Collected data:
··········

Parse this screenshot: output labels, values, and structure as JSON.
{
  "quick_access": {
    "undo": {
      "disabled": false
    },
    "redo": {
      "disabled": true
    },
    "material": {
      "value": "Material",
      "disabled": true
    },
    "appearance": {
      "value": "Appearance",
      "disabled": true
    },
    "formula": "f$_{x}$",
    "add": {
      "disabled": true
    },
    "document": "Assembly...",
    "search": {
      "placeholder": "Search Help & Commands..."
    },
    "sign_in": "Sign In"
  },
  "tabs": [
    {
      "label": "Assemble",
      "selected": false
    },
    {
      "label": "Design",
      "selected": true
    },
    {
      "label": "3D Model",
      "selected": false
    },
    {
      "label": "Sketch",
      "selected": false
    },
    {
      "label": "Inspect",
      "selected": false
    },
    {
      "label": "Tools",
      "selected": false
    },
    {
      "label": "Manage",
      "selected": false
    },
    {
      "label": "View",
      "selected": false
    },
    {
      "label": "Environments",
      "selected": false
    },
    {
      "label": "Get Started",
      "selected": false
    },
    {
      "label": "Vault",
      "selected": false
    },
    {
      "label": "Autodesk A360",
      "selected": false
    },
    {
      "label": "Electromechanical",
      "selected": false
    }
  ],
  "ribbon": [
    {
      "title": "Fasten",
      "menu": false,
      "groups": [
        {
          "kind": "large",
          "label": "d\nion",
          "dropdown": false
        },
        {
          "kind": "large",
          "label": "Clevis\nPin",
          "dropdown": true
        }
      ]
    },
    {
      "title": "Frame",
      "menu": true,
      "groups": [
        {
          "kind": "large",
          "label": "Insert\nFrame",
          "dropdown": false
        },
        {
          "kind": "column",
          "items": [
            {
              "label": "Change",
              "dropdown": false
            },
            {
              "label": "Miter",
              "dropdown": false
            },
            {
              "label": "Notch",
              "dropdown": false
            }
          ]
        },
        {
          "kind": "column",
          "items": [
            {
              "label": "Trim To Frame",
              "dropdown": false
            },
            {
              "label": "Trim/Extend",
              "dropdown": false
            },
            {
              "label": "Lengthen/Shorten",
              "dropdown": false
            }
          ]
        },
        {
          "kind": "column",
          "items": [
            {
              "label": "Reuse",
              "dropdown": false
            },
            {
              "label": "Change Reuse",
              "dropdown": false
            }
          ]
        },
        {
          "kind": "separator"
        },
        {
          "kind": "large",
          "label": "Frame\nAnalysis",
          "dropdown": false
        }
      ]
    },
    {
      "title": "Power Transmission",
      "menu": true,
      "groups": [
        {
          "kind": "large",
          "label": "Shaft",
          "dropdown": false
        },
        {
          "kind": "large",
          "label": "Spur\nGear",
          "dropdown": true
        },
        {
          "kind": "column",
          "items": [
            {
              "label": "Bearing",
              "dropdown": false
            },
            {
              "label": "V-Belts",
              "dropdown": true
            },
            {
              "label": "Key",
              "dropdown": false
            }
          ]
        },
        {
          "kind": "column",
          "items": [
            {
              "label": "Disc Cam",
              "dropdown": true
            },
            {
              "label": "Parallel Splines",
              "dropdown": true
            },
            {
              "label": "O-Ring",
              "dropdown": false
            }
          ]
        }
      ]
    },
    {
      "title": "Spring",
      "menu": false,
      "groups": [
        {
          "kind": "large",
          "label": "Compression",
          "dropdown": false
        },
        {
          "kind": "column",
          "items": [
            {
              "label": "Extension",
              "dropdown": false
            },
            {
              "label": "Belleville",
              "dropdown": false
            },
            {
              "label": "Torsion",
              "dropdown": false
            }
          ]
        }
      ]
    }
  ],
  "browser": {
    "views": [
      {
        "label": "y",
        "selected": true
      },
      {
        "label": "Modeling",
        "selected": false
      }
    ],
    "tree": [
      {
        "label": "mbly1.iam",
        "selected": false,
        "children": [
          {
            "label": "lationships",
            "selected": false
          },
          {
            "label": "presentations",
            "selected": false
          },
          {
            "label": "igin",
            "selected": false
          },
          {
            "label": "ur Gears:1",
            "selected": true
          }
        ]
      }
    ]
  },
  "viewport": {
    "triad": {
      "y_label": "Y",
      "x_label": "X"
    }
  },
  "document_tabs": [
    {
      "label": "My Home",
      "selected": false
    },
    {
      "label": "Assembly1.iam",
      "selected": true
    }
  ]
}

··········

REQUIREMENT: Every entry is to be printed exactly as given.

SOLUTION FOR THIS TASK:
Parse this screenshot: output labels, values, and structure as JSON.
{
  "quick_access": {
    "undo": {
      "disabled": false
    },
    "redo": {
      "disabled": true
    },
    "material": {
      "value": "Material",
      "disabled": true
    },
    "appearance": {
      "value": "Appearance",
      "disabled": true
    },
    "formula": "f$_{x}$",
    "add": {
      "disabled": true
    },
    "document": "Assembly...",
    "search": {
      "placeholder": "Search Help & Commands..."
    },
    "sign_in": "Sign In"
  },
  "tabs": [
    {
      "label": "Assemble",
      "selected": false
    },
    {
      "label": "Design",
      "selected": true
    },
    {
      "label": "3D Model",
      "selected": false
    },
    {
      "label": "Sketch",
      "selected": false
    },
    {
      "label": "Inspect",
      "selected": false
    },
    {
      "label": "Tools",
      "selected": false
    },
    {
      "label": "Manage",
      "selected": false
    },
    {
      "label": "View",
      "selected": false
    },
    {
      "label": "Environments",
      "selected": false
    },
    {
      "label": "Get Started",
      "selected": false
    },
    {
      "label": "Vault",
      "selected": false
    },
    {
      "label": "Autodesk A360",
      "selected": false
    },
    {
      "label": "Electromechanical",
      "selected": false
    }
  ],
  "ribbon": [
    {
      "title": "Fasten",
      "menu": false,
      "groups": [
        {
          "kind": "large",
          "label": "d\nion",
          "dropdown": false
        },
        {
          "kind": "large",
          "label": "Clevis\nPin",
          "dropdown": true
        }
      ]
    },
    {
      "title": "Frame",
      "menu": true,
      "groups": [
        {
          "kind": "large",
          "label": "Insert\nFrame",
          "dropdown": false
        },
        {
          "kind": "column",
          "items": [
            {
              "label": "Change",
              "dropdown": false
            },
            {
              "label": "Miter",
              "dropdown": false
            },
            {
              "label": "Notch",
              "dropdown": false
            }
          ]
        },
        {
          "kind": "column",
          "items": [
            {
              "label": "Trim To Frame",
              "dropdown": false
            },
            {
              "label": "Trim/Extend",
              "dropdown": false
            },
            {
              "label": "Lengthen/Shorten",
              "dropdown": false
            }
          ]
        },
        {
          "kind": "column",
          "items": [
            {
              "label": "Reuse",
              "dropdown": false
            },
            {
              "label": "Change Reuse",
              "dropdown": false
            }
          ]
        },
        {
          "kind": "separator"
        },
        {
          "kind": "large",
          "label": "Frame\nAnalysis",
          "dropdown": false
        }
      ]
    },
    {
      "title": "Power Transmission",
      "menu": true,
      "groups": [
        {
          "kind": "large",
          "label": "Shaft",
          "dropdown": false
        },
        {
          "kind": "large",
          "label": "Spur\nGear",
          "dropdown": true
        },
        {
          "kind": "column",
          "items": [
            {
              "label": "Bearing",
              "dropdown": false
            },
            {
              "label": "V-Belts",
              "dropdown": true
            },
            {
              "label": "Key",
              "dropdown": false
            }
          ]
        },
        {
          "kind": "column",
          "items": [
            {
              "label": "Disc Cam",
              "dropdown": true
            },
            {
              "label": "Parallel Splines",
              "dropdown": true
            },
            {
              "label": "O-Ring",
              "dropdown": false
            }
          ]
        }
      ]
    },
    {
      "title": "Spring",
      "menu": false,
      "groups": [
        {
          "kind": "large",
          "label": "Compression",
          "dropdown": false
        },
        {
          "kind": "column",
          "items": [
            {
              "label": "Extension",
              "dropdown": false
            },
            {
              "label": "Belleville",
              "dropdown": false
            },
            {
              "label": "Torsion",
              "dropdown": false
            }
          ]
        }
      ]
    }
  ],
  "browser": {
    "views": [
      {
        "label": "y",
        "selected": true
      },
      {
        "label": "Modeling",
        "selected": false
      }
    ],
    "tree": [
      {
        "label": "mbly1.iam",
        "selected": false,
        "children": [
          {
            "label": "lationships",
            "selected": false
          },
          {
            "label": "presentations",
            "selected": false
          },
          {
            "label": "igin",
            "selected": false
          },
          {
            "label": "ur Gears:1",
            "selected": true
          }
        ]
      }
    ]
  },
  "viewport": {
    "triad": {
      "y_label": "Y",
      "x_label": "X"
    }
  },
  "document_tabs": [
    {
      "label": "My Home",
      "selected": false
    },
    {
      "label": "Assembly1.iam",
      "selected": true
    }
  ]
}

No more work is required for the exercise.